Is anything as serenely sexy as Sade running barefoot down a sidewalk, slow-motion, in a midriff-baring wedding dress?
Play it back.
That deliberate tempo, the arch and ache straining in her voice, the lingering questions of their lyrics — aren’t we all that complex? Aren’t all our loves that textured? That layered?
“I’m crying everyone’s tears,” laments the sultriest torch singer of the 80s and the 2000s. “I have already paid for all my future sins.”
Long before the ubiquitous mermaid chic infected every food blog and child’s birthday cake Nigerian-English Sade Adu was sewing a wedding dress underwater and swimming toward her desires. Whatever you thought your imagination was capable of, no one is going to reimagine Hans Christian Andersen this whimsically.
Even the 80s couldn’t neon-tease her glamour. There is a timelessness, a cosmopolitanism to her elegance, her style, that was always going to outlast morphing trends.
Their music makes us believe that our loves, our ones that got away, even our crushes and impulses are every bit as important as everything that chiseled man contemplated in the back of a yellow cab hurtling through NYC in the middle of the night, everything an impossibly gorgeous woman sings about from our own smoky subconscious. We too are sexy, sophisticated, complex — impossibly gorgeous.
She is our id.

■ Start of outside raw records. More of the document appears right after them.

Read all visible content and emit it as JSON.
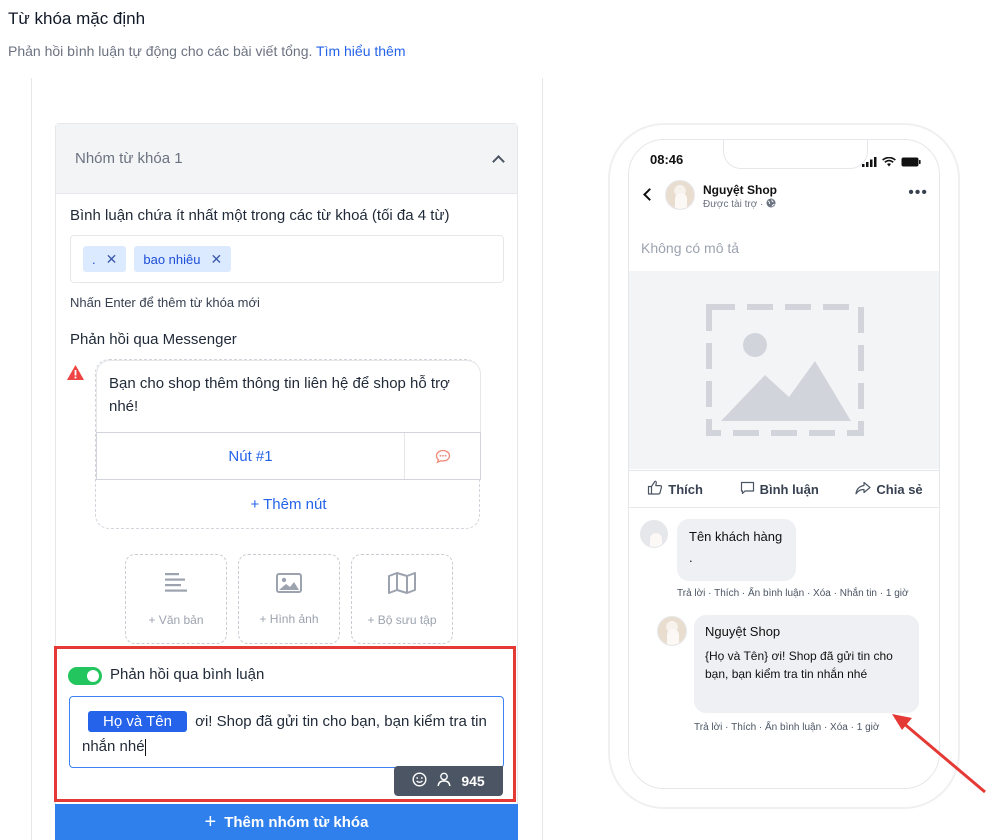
{
  "header": {
    "title": "Từ khóa mặc định",
    "subtitle": "Phản hồi bình luận tự động cho các bài viết tổng.",
    "learn_more": "Tìm hiểu thêm"
  },
  "group": {
    "title": "Nhóm từ khóa 1",
    "keywords_label": "Bình luận chứa ít nhất một trong các từ khoá (tối đa 4 từ)",
    "keywords": [
      ".",
      "bao nhiêu"
    ],
    "keywords_hint": "Nhấn Enter để thêm từ khóa mới",
    "messenger_label": "Phản hồi qua Messenger",
    "message_text": "Bạn cho shop thêm thông tin liên hệ để shop hỗ trợ nhé!",
    "button1_label": "Nút #1",
    "add_button_label": "+ Thêm nút",
    "tiles": [
      "+ Văn bản",
      "+ Hình ảnh",
      "+ Bộ sưu tập"
    ],
    "comment_reply_label": "Phản hồi qua bình luận",
    "comment_reply_toggle_on": true,
    "reply_chip": "Họ và Tên",
    "reply_text": "ơi! Shop đã gửi tin cho bạn, bạn kiểm tra tin nhắn nhé",
    "char_count": "945"
  },
  "add_group_label": "Thêm nhóm từ khóa",
  "preview": {
    "time": "08:46",
    "page_name": "Nguyệt Shop",
    "sponsored": "Được tài trợ ·",
    "no_description": "Không có mô tả",
    "actions": [
      "Thích",
      "Bình luận",
      "Chia sẻ"
    ],
    "customer": {
      "name": "Tên khách hàng",
      "text": ".",
      "meta": "Trả lời · Thích · Ẩn bình luận · Xóa · Nhắn tin · 1 giờ"
    },
    "shop_reply": {
      "name": "Nguyệt Shop",
      "text": "{Họ và Tên} ơi! Shop đã gửi tin cho bạn, bạn kiểm tra tin nhắn nhé",
      "meta": "Trả lời · Thích · Ẩn bình luận · Xóa · 1 giờ"
    }
  },
  "colors": {
    "accent": "#2563eb",
    "highlight_border": "#e53935",
    "toggle_on": "#22c55e",
    "add_group_bg": "#2f80ed"
  }
}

When we listen to her music we are no longer the clumsy awkwardness of our own self-destruction, our second-guessing insecurities. For an exquisite few moments or entire albums, we don’t have to be our own worst enemies. We too are flawless gossamer. We are beautiful. Our love is the sharp edge of a perfect blade. We are crashing waves and the slow sexy build of the inevitable.
Fiction is an irresistible aphrodisiac.

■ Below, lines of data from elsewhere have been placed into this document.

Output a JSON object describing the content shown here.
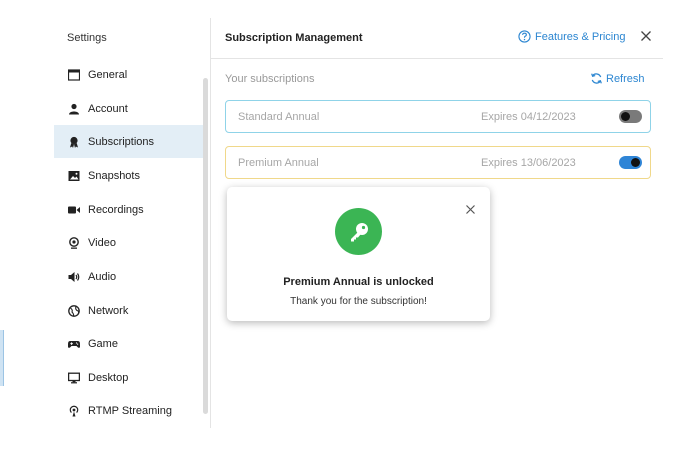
{
  "sidebar": {
    "title": "Settings",
    "items": [
      {
        "label": "General",
        "icon": "window-icon"
      },
      {
        "label": "Account",
        "icon": "user-icon"
      },
      {
        "label": "Subscriptions",
        "icon": "badge-icon",
        "active": true
      },
      {
        "label": "Snapshots",
        "icon": "image-icon"
      },
      {
        "label": "Recordings",
        "icon": "video-camera-icon"
      },
      {
        "label": "Video",
        "icon": "webcam-icon"
      },
      {
        "label": "Audio",
        "icon": "speaker-icon"
      },
      {
        "label": "Network",
        "icon": "globe-icon"
      },
      {
        "label": "Game",
        "icon": "gamepad-icon"
      },
      {
        "label": "Desktop",
        "icon": "monitor-icon"
      },
      {
        "label": "RTMP Streaming",
        "icon": "broadcast-icon"
      }
    ]
  },
  "header": {
    "title": "Subscription Management",
    "features_link": "Features & Pricing"
  },
  "subscriptions": {
    "section_label": "Your subscriptions",
    "refresh_label": "Refresh",
    "items": [
      {
        "name": "Standard Annual",
        "expiry": "Expires 04/12/2023",
        "enabled": false
      },
      {
        "name": "Premium Annual",
        "expiry": "Expires 13/06/2023",
        "enabled": true
      }
    ]
  },
  "popup": {
    "title": "Premium Annual is unlocked",
    "message": "Thank you for the subscription!"
  },
  "colors": {
    "accent": "#2c86d1",
    "active_nav": "#e3eef6",
    "success": "#3bb554",
    "standard_border": "#8fd3e8",
    "premium_border": "#f0d88a"
  }
}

Sade is both muse and contralto genius. Her concerts require no backup dancers. No pyrotechnics. The universality of her appeal, her expressionless sophistication is timeless. It is elemental.
“I want to cook you a soup that warms your soul,” she laments in King of Sorrow. Though melancholic her music isn’t torturous. While it could calmly accompany you during depressive spells it is likely also the soundtrack for countless conceptions.

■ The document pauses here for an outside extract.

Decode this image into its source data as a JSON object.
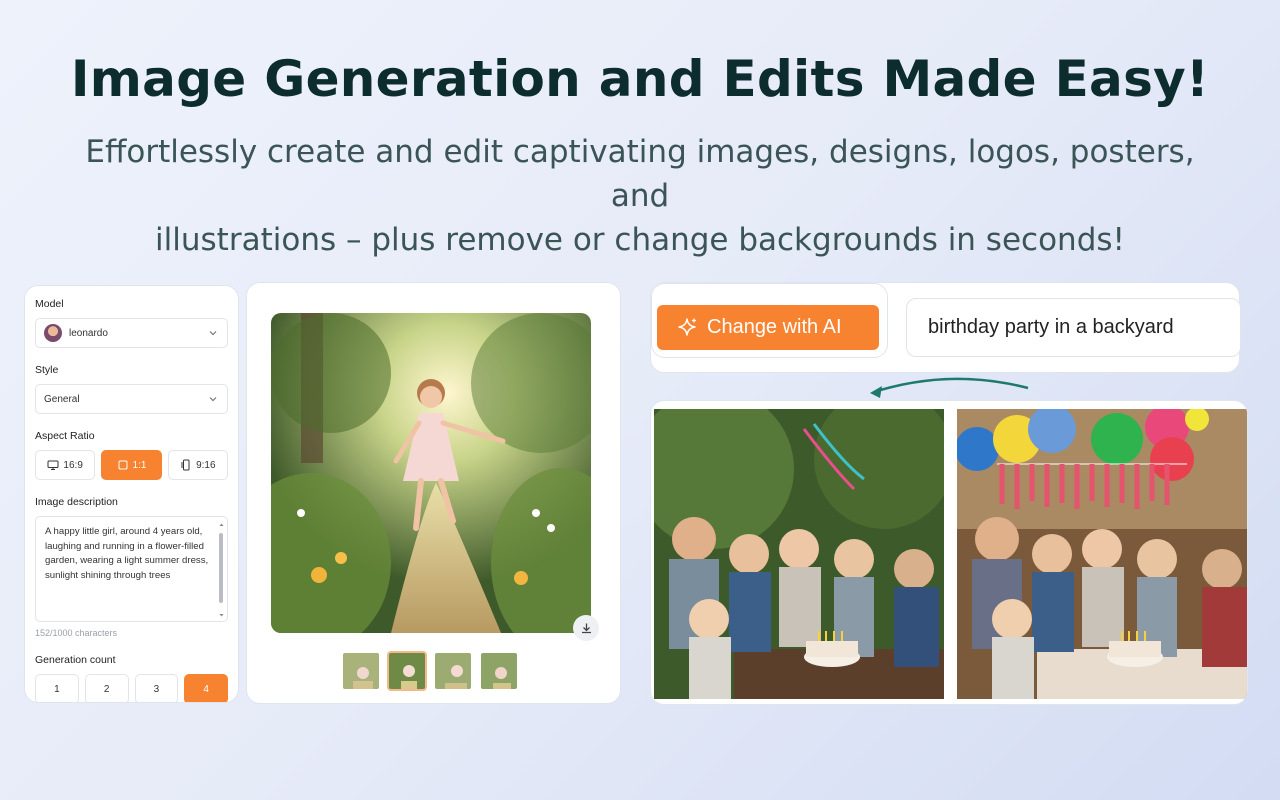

It is ageless in its appeal.
I was almost 19 when I spent the night with a man for the first time in my life. I guess you could call him a man. He was 18. We were both nervous virgins. I remember pictures of us at prom and it’s difficult for me to reconcile that that those gangly kids were technically adults.
My overplucked 90s eyebrows and I were housesitting for a friend of a friend. I was unsupervised for the first time in my young life. We could shoulder-tap, drink whatever we were lucky enough to get and spend the night together.
I definitely wasn’t ready for sex. I didn’t even know if I was ready for reading in bed together like my parents had my whole life. Matching nightstands and reading glasses seemed way too grown-up for a couple of drunk teenagers.
We were both book nerds. And I had Sade’s Greatest Hits. I was playing it on repeat that summer. The possibilities seemed exquisite and imminent.
He fell asleep sucking on my tits. I didn’t realize it at first, my eyes closed and my arms around him. His mouth kept moving while he slept but his rhythm jolted and slowed. When I realized he was asleep but that his body kept pulling from my body something deeply primitive stirred and imprinted in my young psyche. Every earthly thing felt subconsciously connected.
We broke up shortly after that but his instinct to keep connecting to my body was as intoxicating as the phosphors of Sade’s full-spectrum voice filling that small apartment in the dark.
Sade, seemingly effortlessly, embodies what we must consciously pursue, discover and cultivate in our own sexuality, our intimacy. It is the sex appeal we most subconsciously recognize in others. She is a conduit for us, back to our deeper truest selves.
What is autonomic for her requires focus, a concerted effort for us awkward mortals. But it’s worth it.